Plastic makes more cents

The recession plagued economy that the world is facing is affecting everyone. The United States Mint is no exception.

Due to the rapidly increasing prices of metals used for making coins, the U.S. Mint will begin to produce pennies and nickels made from plastic and wood.

Franklin Wilson, spokesman for the U.S. mint gave the Puyallup Post an exclusive interview on the subject.

“At the current prices of copper and nickel, it just wasn’t practical to continue producing the coins in the same way we were; It was time for a change” said Wilson.

Mr. Wilson referred to concerns about the coins’ durability as “unfounded”

“We are making the nickels out of extremely durable iron wood and the pennies out of injection-molded high-impact plastic, the same kind that car bumpers are made of” he elaborated.

Many critics have complained that many types of ironwood are actually more expensive than the copper and nickel they are going to replace.

“Hogwash” exclaimed Wilson.

“There are certain types of ironwood available that are very inexpensive” he explained.

Environmentalists have raised concerns about the environmental ramifications of using such a large amount of wood to produce the new nickels.

“Such concerns have been carefully evaluated, but we believe that environmental impact will be minimal; we have top men working on it…top men” said Wilson.

Wilson went on to talk about the new plastic pennies.

“We are excited about how this new durable plastic will change the way we think about coinage; just imagine how much lighter you pockets will be without the archaic and heavy copper and zinc pennies bogging you down” exclaimed Wilson.

“I also want the public to know that this plastic will be some very tough stuff and it won’t corrode like the copper and zinc pennies do” said Wilson.

Wilson went on to address concerns about how the new coins would work in vending machines.

“Vending machine companies will have to adapt their machines to work with are new coins; it is their patriotic duty as Americans” exclaimed Wilson.

This is not the first time that America has changed the material of its coins; I mean in the 1960’s we went from silver dimes, quarters and half-dollars to nickel-plated copper ones” Wilson said.

The new pennies and nickels are scheduled to enter circulation in early 2012.

 

 

 

 

 

 

 

 

 

 

 

 

 

 

 

 

 

 

 

 

 

 

 

 

 

 

 

 

 

 

 

 

 

 

 

 

 

 

 

 

 

 

 

 

 

 

 

 

 

 

 

 

 

 

 

 

 

 

 

 

 

 

 

 

 

 

 

 

 

 

 

 

The Puyallup Post is the award-winning student news of Pierce College Puyallup in Puyallup, Washington.

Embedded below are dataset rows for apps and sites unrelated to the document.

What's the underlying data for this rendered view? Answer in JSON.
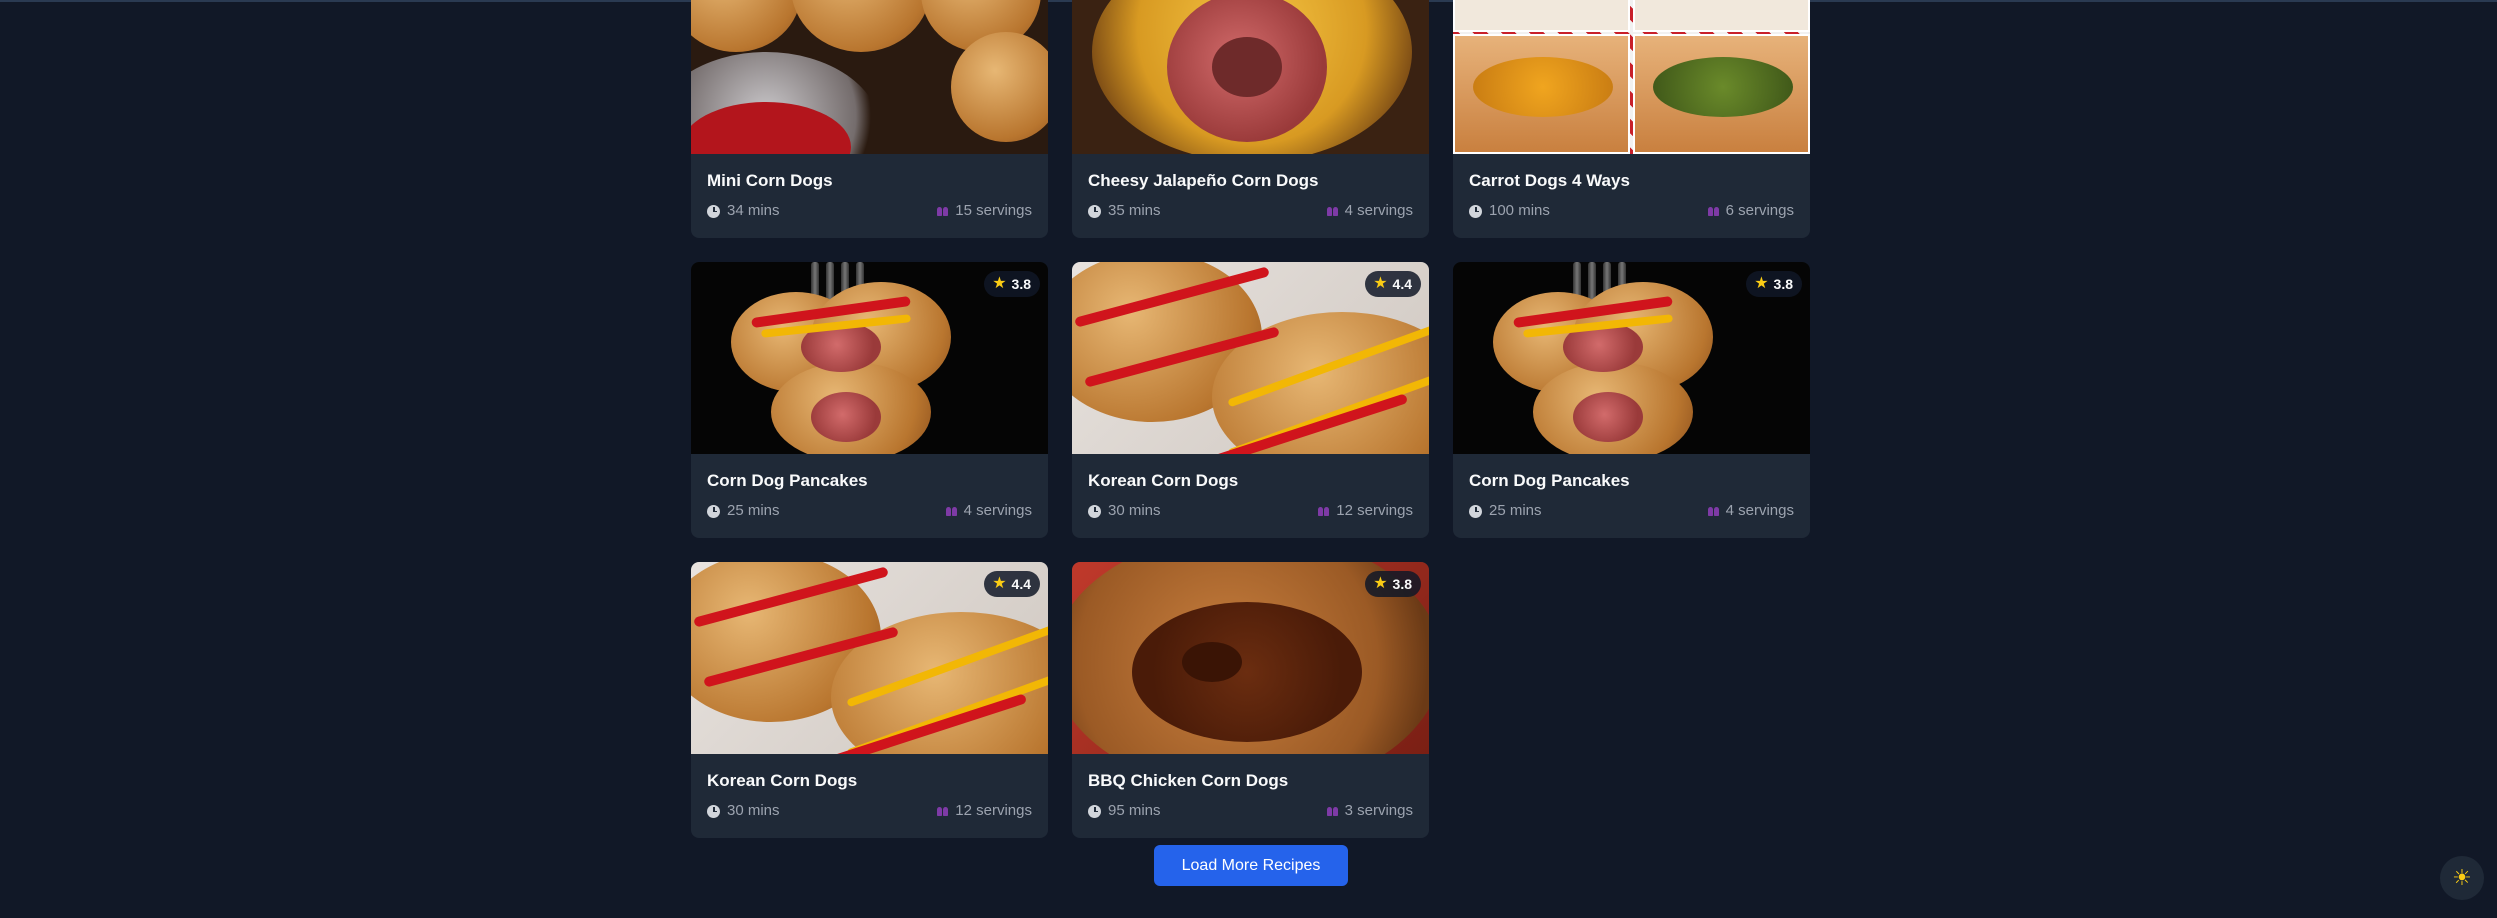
{
  "recipes": [
    {
      "title": "Mini Corn Dogs",
      "time": "34 mins",
      "servings": "15 servings",
      "rating": null,
      "image": "mini-corn-dogs-image"
    },
    {
      "title": "Cheesy Jalapeño Corn Dogs",
      "time": "35 mins",
      "servings": "4 servings",
      "rating": null,
      "image": "cheesy-jalapeno-image"
    },
    {
      "title": "Carrot Dogs 4 Ways",
      "time": "100 mins",
      "servings": "6 servings",
      "rating": null,
      "image": "carrot-dogs-image"
    },
    {
      "title": "Corn Dog Pancakes",
      "time": "25 mins",
      "servings": "4 servings",
      "rating": "3.8",
      "image": "corn-dog-pancakes-image"
    },
    {
      "title": "Korean Corn Dogs",
      "time": "30 mins",
      "servings": "12 servings",
      "rating": "4.4",
      "image": "korean-corn-dogs-image"
    },
    {
      "title": "Corn Dog Pancakes",
      "time": "25 mins",
      "servings": "4 servings",
      "rating": "3.8",
      "image": "corn-dog-pancakes-image"
    },
    {
      "title": "Korean Corn Dogs",
      "time": "30 mins",
      "servings": "12 servings",
      "rating": "4.4",
      "image": "korean-corn-dogs-image"
    },
    {
      "title": "BBQ Chicken Corn Dogs",
      "time": "95 mins",
      "servings": "3 servings",
      "rating": "3.8",
      "image": "bbq-chicken-image"
    }
  ],
  "load_more_label": "Load More Recipes",
  "theme_toggle_icon": "sun-icon",
  "colors": {
    "background": "#111827",
    "card": "#1f2937",
    "accent": "#2563eb",
    "star": "#facc15",
    "servings_icon": "#7e3aa6"
  }
}
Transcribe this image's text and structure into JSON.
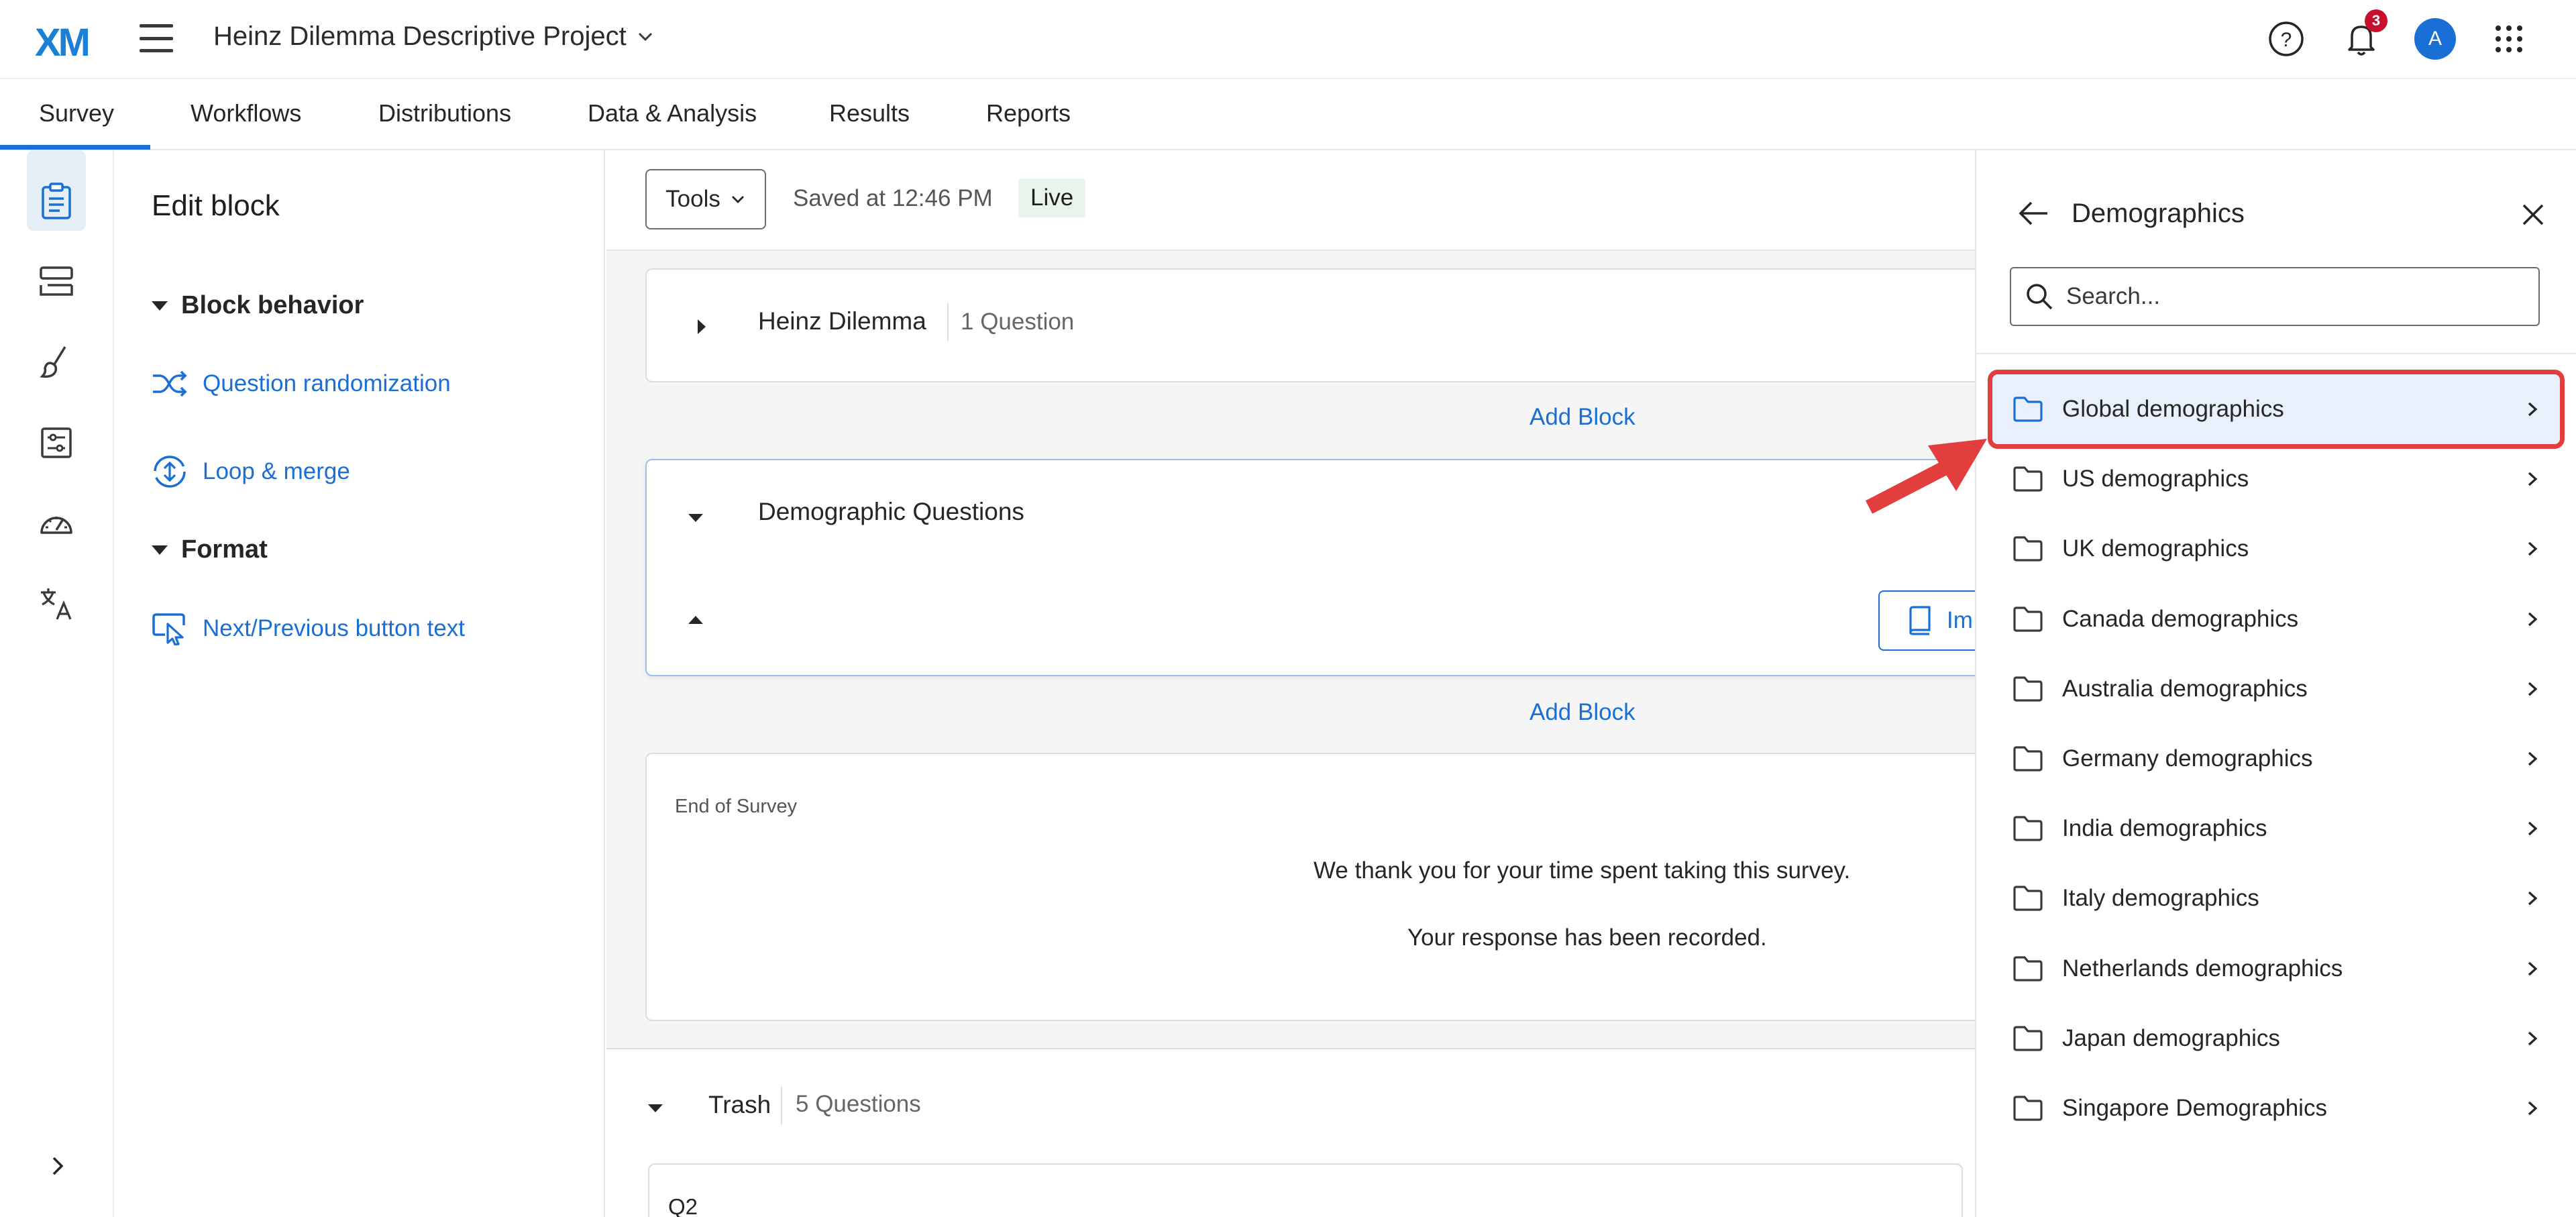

Copyright The Puyallup Post 2017. Twitter/Instagram @puyalluppost

Print Friendly

Plastic makes more cents

by Puyallup Post time to read: 2 min
0